Charlie Flynn-McIver directs a talented cast through a story of relationships, generations, love, loss and acceptance. That it plays out on a vividly realistic stage set makes the audience feel more like they are viewing a series of real life events rather than a well-crafted production. Julie K. Ross‘s scenic design is as much a star of the show as the actors, as it gives them a lifelike environment in which to work.
The story is simple enough at the outset. Leo has arrived in New York after riding his bike from Seattle, and he has stunned his Grandmother, Vera with his arrival. As things unfold, we learn that Leo is a bit lost, having set out on the cross-country journey with his best friend, who died along the way. What starts as a night to get his bearings, rest up and then get back on the road extends into weeks as Leo and Vera begin to fill voids in each other’s life.
It’s nearly impossible to tell whether Dusty McKeelan actually is Leo, or just a great actor embodying the part. He’s so effective in the role, you would swear it was written for him. The same can be said of his co-star, Barbara Bates Smith. Her Vera is funny without turning her into a cartoonish, sassy old-lady character. There’s a deep emotional resonance in her performance. Leo is a young man lost in the middle of his life’s journey. Vera is an old woman, lost near the end of her life’s journey. Together, they find a bridge that helps them both find common ground and peace. Their journey is both funny, moving and uplifting.

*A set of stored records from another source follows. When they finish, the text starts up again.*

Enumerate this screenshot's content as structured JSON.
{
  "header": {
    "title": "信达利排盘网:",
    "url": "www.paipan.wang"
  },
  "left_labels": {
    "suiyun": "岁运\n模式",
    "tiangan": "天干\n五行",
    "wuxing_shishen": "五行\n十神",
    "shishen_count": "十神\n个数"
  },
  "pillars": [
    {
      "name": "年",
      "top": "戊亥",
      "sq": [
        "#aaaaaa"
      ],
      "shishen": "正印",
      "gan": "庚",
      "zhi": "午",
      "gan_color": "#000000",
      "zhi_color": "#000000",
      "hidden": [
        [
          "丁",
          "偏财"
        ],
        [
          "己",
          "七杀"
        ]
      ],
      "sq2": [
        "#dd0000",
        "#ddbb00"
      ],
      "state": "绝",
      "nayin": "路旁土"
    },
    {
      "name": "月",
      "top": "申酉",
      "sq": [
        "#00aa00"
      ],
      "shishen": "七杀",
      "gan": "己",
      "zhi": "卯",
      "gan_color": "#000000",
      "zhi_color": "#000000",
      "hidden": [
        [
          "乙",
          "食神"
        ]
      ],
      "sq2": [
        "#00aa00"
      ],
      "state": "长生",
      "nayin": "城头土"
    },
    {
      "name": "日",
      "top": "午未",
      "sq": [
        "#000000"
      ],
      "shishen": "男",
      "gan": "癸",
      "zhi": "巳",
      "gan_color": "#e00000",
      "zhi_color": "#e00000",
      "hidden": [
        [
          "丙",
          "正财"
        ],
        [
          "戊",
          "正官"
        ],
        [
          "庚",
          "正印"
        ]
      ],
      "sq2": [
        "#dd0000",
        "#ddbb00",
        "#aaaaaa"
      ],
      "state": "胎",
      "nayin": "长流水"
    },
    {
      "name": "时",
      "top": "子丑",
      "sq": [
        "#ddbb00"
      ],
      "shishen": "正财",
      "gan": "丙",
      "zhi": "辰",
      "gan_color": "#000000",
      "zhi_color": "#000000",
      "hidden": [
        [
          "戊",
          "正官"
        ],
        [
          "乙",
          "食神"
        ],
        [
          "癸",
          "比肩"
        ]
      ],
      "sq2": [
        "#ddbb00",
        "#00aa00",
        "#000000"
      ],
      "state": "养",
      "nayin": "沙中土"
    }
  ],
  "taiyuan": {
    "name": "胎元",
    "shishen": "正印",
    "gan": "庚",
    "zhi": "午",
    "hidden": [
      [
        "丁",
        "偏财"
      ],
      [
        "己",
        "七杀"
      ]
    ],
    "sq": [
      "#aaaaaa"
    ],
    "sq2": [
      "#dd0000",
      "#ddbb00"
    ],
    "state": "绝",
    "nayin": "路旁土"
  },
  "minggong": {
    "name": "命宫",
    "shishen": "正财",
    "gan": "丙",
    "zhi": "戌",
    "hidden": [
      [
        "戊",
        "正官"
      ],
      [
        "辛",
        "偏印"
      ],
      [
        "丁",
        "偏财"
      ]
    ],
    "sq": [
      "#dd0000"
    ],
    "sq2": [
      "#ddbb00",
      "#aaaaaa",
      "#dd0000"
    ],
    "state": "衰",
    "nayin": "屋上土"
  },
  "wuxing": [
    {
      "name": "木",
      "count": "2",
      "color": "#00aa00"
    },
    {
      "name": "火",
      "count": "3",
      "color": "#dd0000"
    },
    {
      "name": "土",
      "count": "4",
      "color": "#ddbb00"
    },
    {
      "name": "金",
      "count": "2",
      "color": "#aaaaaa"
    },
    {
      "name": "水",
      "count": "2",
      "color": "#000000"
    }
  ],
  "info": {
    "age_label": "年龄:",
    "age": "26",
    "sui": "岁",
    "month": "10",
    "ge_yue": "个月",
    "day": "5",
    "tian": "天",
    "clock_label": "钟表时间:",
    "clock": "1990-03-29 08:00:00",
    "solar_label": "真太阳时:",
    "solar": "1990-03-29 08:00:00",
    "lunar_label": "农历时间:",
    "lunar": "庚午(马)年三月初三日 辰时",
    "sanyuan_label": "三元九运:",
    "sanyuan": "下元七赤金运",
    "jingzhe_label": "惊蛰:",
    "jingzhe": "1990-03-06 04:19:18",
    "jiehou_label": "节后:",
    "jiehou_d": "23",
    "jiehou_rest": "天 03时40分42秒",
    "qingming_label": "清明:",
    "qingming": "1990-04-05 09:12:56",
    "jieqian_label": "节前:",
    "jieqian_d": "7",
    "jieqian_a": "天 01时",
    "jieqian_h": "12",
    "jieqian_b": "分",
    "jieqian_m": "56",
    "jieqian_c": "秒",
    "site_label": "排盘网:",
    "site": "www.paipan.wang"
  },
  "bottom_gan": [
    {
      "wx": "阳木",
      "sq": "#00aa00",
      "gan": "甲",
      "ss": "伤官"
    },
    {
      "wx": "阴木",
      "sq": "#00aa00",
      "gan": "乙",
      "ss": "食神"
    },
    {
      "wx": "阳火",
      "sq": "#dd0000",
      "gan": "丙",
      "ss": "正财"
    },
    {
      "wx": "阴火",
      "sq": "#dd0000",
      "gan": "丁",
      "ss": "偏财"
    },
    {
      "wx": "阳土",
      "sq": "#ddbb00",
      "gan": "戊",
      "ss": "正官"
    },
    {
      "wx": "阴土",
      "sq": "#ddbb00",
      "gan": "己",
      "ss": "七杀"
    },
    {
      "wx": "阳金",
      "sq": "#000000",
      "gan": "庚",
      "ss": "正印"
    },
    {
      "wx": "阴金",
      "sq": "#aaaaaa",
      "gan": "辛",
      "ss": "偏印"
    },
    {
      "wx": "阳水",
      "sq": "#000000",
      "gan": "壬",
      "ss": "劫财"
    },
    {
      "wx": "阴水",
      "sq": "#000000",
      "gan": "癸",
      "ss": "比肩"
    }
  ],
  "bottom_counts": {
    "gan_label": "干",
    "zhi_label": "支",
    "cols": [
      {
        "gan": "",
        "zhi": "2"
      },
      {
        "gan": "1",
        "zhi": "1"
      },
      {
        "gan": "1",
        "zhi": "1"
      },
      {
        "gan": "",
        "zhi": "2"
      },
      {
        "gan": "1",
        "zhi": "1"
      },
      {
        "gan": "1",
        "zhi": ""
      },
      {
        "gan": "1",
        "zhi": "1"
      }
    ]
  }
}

Trinity Smith and Emma Stoneberg play supporting roles in the show, adding splashes of color to the palette. Smith gets a couple of scenes that have an painfully real impact on the audience, as we witness her struggle to end the relationship with Leo. It’s messy, frustrating and familiar to anyone who has been there themselves.
WHAT: 4,000 Miles
WHERE: N.C. Stage Company
WHEN: Through Sunday, Oct 25, performances Wednesdays to Saturdays, at 7:30 p.m., and Sundays, at 2 p.m. $16-$32
One thought on “Theater review: 4,000 Miles at N.C. Stage”
Emma Stoneberg is priceless! She has the funniest scene in the play and one of the best.